* [Action item]
Tell me how many lines of the entries below include the string "Sheet", and give only the number.

* [Material provided]

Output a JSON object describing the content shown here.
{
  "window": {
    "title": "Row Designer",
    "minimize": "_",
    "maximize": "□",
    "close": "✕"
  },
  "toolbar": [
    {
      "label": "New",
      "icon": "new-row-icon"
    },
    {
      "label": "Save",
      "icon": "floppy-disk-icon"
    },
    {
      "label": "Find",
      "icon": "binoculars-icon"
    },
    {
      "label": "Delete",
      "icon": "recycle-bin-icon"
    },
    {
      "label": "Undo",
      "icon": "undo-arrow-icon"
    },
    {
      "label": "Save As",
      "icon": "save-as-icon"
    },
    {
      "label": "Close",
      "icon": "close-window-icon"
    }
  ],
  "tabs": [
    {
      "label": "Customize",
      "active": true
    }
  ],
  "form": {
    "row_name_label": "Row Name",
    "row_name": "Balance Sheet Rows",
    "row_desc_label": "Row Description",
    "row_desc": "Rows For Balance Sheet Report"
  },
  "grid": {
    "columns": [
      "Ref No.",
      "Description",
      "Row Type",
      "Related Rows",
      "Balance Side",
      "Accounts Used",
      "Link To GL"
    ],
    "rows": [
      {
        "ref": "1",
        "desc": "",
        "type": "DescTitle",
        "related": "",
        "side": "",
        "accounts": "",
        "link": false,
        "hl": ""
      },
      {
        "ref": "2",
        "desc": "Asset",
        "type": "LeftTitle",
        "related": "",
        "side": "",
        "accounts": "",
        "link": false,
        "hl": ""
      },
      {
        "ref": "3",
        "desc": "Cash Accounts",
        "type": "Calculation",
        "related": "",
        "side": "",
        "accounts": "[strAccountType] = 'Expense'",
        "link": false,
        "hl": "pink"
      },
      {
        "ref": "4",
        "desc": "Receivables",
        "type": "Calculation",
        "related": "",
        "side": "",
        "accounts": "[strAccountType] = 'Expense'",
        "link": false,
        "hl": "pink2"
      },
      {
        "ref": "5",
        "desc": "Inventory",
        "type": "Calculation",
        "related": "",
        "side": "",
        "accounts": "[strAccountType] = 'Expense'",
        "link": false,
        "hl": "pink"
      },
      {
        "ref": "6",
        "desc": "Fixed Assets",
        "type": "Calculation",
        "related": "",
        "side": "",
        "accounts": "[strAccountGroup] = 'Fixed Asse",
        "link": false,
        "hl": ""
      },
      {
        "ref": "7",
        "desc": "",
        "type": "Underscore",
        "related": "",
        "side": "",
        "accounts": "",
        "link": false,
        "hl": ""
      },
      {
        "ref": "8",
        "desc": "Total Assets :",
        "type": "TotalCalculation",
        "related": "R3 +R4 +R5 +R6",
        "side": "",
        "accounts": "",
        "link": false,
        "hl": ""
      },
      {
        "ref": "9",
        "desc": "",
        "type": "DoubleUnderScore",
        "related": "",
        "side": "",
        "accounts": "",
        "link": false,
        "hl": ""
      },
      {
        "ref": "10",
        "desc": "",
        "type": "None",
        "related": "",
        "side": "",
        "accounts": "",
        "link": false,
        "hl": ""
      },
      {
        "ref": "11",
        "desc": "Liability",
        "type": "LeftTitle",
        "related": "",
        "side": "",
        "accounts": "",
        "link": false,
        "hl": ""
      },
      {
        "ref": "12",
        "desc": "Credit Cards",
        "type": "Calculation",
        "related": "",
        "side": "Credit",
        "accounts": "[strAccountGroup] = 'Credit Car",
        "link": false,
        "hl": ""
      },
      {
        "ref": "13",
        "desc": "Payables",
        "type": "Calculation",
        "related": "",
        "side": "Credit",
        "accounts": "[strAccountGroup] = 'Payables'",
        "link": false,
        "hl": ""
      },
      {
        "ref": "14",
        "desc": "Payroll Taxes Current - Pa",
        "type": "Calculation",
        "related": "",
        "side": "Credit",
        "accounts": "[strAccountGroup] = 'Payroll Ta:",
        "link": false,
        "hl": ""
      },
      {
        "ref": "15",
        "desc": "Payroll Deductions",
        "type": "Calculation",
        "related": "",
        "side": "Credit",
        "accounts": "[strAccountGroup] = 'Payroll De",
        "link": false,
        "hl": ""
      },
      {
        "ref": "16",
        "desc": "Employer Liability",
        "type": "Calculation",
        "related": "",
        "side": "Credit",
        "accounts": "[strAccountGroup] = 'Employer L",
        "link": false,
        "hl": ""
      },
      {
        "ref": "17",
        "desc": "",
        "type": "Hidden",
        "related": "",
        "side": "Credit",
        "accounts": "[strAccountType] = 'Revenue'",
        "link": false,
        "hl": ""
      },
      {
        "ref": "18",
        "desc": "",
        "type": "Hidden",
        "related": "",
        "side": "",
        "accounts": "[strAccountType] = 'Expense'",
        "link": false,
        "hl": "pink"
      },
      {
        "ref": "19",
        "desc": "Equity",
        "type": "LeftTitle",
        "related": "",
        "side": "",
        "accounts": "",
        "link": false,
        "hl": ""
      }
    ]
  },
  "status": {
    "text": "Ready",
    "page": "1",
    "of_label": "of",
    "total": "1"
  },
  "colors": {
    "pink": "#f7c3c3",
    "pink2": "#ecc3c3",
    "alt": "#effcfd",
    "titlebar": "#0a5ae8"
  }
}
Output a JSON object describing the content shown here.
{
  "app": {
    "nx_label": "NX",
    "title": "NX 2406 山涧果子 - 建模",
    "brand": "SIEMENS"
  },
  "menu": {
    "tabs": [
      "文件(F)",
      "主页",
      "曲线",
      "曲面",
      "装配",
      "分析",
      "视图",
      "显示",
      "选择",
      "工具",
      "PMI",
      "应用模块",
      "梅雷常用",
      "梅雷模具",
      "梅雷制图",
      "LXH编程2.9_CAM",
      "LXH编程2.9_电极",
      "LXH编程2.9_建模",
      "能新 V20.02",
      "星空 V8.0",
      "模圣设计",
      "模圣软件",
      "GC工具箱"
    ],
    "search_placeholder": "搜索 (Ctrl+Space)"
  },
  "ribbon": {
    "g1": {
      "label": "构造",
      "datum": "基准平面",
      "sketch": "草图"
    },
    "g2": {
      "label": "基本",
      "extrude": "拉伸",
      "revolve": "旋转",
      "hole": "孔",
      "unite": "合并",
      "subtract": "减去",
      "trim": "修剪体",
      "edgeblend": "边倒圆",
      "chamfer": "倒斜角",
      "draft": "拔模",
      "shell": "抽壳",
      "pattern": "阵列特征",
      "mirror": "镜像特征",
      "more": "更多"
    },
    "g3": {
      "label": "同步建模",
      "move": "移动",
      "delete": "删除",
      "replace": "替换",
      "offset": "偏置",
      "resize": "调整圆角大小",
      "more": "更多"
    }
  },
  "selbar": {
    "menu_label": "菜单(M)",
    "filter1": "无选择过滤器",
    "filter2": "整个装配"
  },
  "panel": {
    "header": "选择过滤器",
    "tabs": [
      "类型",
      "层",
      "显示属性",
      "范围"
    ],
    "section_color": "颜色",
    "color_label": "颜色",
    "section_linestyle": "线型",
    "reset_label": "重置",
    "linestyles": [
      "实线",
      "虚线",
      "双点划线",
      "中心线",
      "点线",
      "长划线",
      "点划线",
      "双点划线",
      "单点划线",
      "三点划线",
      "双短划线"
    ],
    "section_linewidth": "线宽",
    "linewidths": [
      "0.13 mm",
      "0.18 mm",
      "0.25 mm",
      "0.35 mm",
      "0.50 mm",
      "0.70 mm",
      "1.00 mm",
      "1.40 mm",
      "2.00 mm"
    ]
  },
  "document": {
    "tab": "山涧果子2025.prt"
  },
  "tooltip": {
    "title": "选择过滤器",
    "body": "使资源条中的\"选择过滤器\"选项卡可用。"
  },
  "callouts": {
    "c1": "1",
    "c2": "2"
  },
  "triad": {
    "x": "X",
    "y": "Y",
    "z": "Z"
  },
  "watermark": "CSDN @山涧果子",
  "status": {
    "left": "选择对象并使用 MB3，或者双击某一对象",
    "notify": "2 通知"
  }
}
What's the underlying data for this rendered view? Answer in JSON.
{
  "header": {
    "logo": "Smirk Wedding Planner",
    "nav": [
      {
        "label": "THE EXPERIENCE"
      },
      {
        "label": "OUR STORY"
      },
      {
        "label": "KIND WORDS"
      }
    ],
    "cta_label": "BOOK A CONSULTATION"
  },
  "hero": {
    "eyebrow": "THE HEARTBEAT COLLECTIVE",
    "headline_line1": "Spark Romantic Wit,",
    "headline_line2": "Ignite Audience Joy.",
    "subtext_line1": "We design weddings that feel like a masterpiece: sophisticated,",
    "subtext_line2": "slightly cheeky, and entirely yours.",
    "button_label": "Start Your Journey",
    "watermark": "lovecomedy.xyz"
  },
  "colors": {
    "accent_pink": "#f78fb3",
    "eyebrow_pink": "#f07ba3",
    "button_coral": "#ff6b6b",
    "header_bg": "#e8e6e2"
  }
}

* [Worked solution]
2